Plenary Panel opening the second day of the Belgrade Security Forum titled Reaffirmation of OSCE’s Role in Conflict Management heard eminent speakers views on several important questions regarding common OSCE vision for the Euro-Asian area; its influence managing the crisis in Ukraine; as well as the effectiveness of Serbian chairmanship, thus layering the discussion on overall relevance of the OSCE today.

Amb. István Gyarmati saw the OSCE as a wonderful and flexible tool put in the right hands. What is lacking is the knowledge how to deal with old and new problems, e.g. Russia and refuge crisis. “We are not able to invent new tools and there is no intention to do that, so we need to use already existing ones and work on political willingness.”

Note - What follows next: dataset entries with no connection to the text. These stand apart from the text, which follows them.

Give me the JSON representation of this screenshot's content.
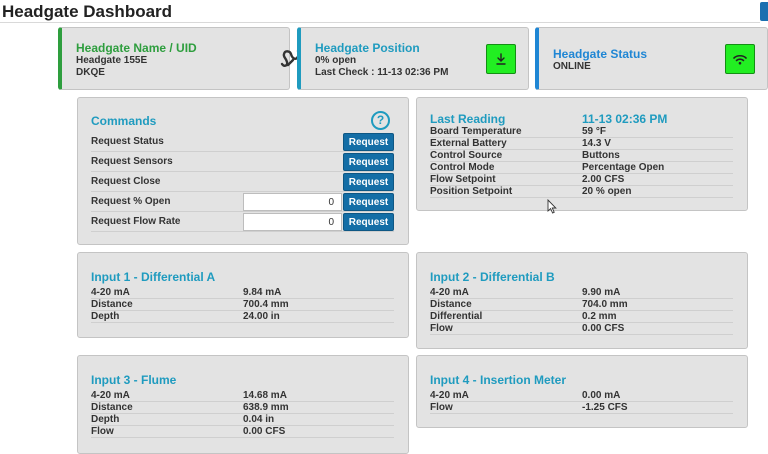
{
  "page": {
    "title": "Headgate Dashboard"
  },
  "status_cards": {
    "name": {
      "title": "Headgate Name / UID",
      "line1": "Headgate 155E",
      "line2": "DKQE",
      "icon": "squiggle-icon"
    },
    "position": {
      "title": "Headgate Position",
      "line1": "0% open",
      "line2": "Last Check : 11-13 02:36 PM",
      "button_icon": "download-icon",
      "button_color": "#22ee22"
    },
    "status": {
      "title": "Headgate Status",
      "line1": "ONLINE",
      "button_icon": "wifi-icon",
      "button_color": "#22ee22"
    }
  },
  "colors": {
    "accent_teal": "#1f9bbf",
    "accent_green": "#2e9e3e",
    "accent_blue": "#1f86d4",
    "button_blue": "#146ea6",
    "indicator_green": "#22ee22"
  },
  "commands": {
    "title": "Commands",
    "help_icon": "question-icon",
    "button_label": "Request",
    "rows": [
      {
        "label": "Request Status"
      },
      {
        "label": "Request Sensors"
      },
      {
        "label": "Request Close"
      },
      {
        "label": "Request % Open",
        "input_value": "0"
      },
      {
        "label": "Request Flow Rate",
        "input_value": "0"
      }
    ]
  },
  "last_reading": {
    "title": "Last Reading",
    "timestamp": "11-13 02:36 PM",
    "rows": [
      {
        "k": "Board Temperature",
        "v": "59 °F"
      },
      {
        "k": "External Battery",
        "v": "14.3 V"
      },
      {
        "k": "Control Source",
        "v": "Buttons"
      },
      {
        "k": "Control Mode",
        "v": "Percentage Open"
      },
      {
        "k": "Flow Setpoint",
        "v": "2.00 CFS"
      },
      {
        "k": "Position Setpoint",
        "v": "20 % open"
      }
    ]
  },
  "input1": {
    "title": "Input 1 - Differential A",
    "rows": [
      {
        "k": "4-20 mA",
        "v": "9.84 mA"
      },
      {
        "k": "Distance",
        "v": "700.4 mm"
      },
      {
        "k": "Depth",
        "v": "24.00 in"
      }
    ]
  },
  "input2": {
    "title": "Input 2 - Differential B",
    "rows": [
      {
        "k": "4-20 mA",
        "v": "9.90 mA"
      },
      {
        "k": "Distance",
        "v": "704.0 mm"
      },
      {
        "k": "Differential",
        "v": "0.2 mm"
      },
      {
        "k": "Flow",
        "v": "0.00 CFS"
      }
    ]
  },
  "input3": {
    "title": "Input 3 - Flume",
    "rows": [
      {
        "k": "4-20 mA",
        "v": "14.68 mA"
      },
      {
        "k": "Distance",
        "v": "638.9 mm"
      },
      {
        "k": "Depth",
        "v": "0.04 in"
      },
      {
        "k": "Flow",
        "v": "0.00 CFS"
      }
    ]
  },
  "input4": {
    "title": "Input 4 - Insertion Meter",
    "rows": [
      {
        "k": "4-20 mA",
        "v": "0.00 mA"
      },
      {
        "k": "Flow",
        "v": "-1.25 CFS"
      }
    ]
  }
}
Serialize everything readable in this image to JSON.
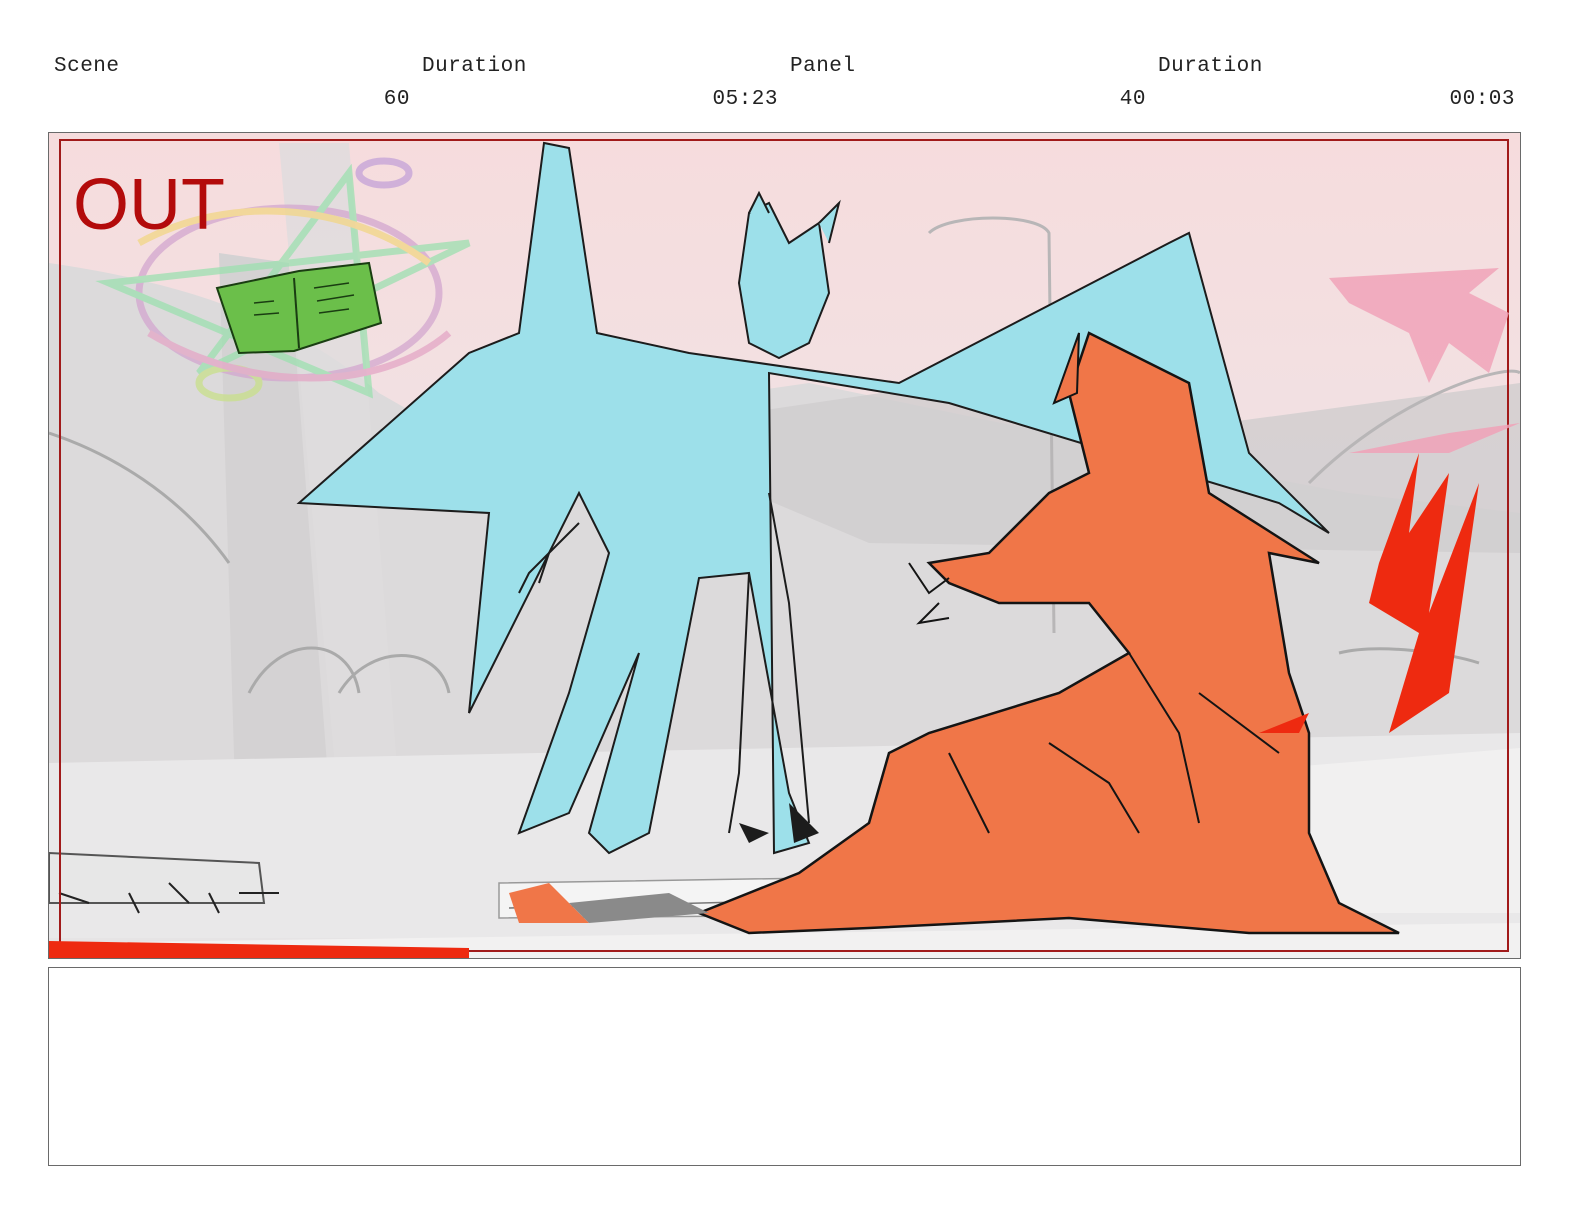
{
  "header": {
    "scene_label": "Scene",
    "scene_duration_label": "Duration",
    "panel_label": "Panel",
    "panel_duration_label": "Duration",
    "scene_number": "60",
    "scene_duration": "05:23",
    "panel_number": "40",
    "panel_duration": "00:03"
  },
  "panel": {
    "out_label": "OUT",
    "colors": {
      "background": "#f6dfe0",
      "frame_line": "#a11a1a",
      "out_text": "#b30b0b",
      "blue_figure": "#9de0ea",
      "orange_figure": "#f07648",
      "book": "#6bbf4a",
      "red_slash": "#ee2a10",
      "pink_effect": "#f0a3b8",
      "set_gray": "#d9d7d8"
    }
  },
  "notes": {
    "text": ""
  }
}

Focusing on experience from the field Amb. Jonathan Moore from the OSCE Mission to Bosnia and Herzegovina said that Mission is especially dynamic on local level where it has big credibility. He stressed the importance of strong guidance coming from both old and current chairmanship-in-office: Switzerland and Serbia.

Amb. Gerard Stoudmann talked about OSCE’s values and vision in light of Russia’s and EU’s newly adopted assertiveness. OSCE’s role was hence reduced to a buffer. In this changed environment, the EU doesn’t see political role of OSCE as something they would encourage. In Amb. Stoudmann’s opinion the OSCE remained a tool depending of political will.

Amb. Roksanda Ninčić didn’t share these pessimistic views. After the Ukrainian crisis OSCE regained its importance, giving its expertise in crisis management as the only Pan-European transatlantic organization that has capacity needed. Ukraine Special Monitoring Mission was established very fast and they were the eyes and ears of international community on the field. Amb.  Stoudmann followed up by saying there was a difference between political will and political skill.

Teija Tilikainen said that it was general atmosphere that the OSCE was needed more than before and backed it up with research and conclusion saying the consensus is the source of legitimacy of organization. However, that it can get in the way, the OSCE institutions should be more autonomous, enabled and equipped to act.

Download Reviving Co-operative Security in Europe through the OSCE Contribution of the OSCE Network of Think Tanks and Academic Institutions to the Panel of Eminent Persons 2015 Edited by Teija Tiilikainen.

Audience also contributed by saying that there is no consensus on what is to be avoided and what is the lowest point we want to avoid. Also, it is observed that OSCE has capacity to resolve political problems, but only whit given power by states. It has been emphasized that if we are talking about dialog platform we must expecting dialog process. We must revive cooperation in Europe where it has been already achieved, If we can’t do that, how can we deal with the rest of the world.

  • Amb. Roksanda Ninčić‚ State Secretary, Ministry of Foreign Affairs, Republic of Serbia‚
  • Amb. Gérard Stoudmann‚ Special Representative of the OSCE Chairperson-in-Office for the Western Balkans‚
  • Amb. Jonathan Moore‚ Head of OSCE Mission to Bosnia and Herzegovina‚
  • Amb. István Gyarmati‚ President, International Centre for Democratic Transition‚
  • Teija Tiilikainen‚ Former State Secretary, Director of the Finnish Institute of International Affairs‚
  • Nik Gowing‚ International Broadcaster and Visiting Professor in War Studies, Kings College London‚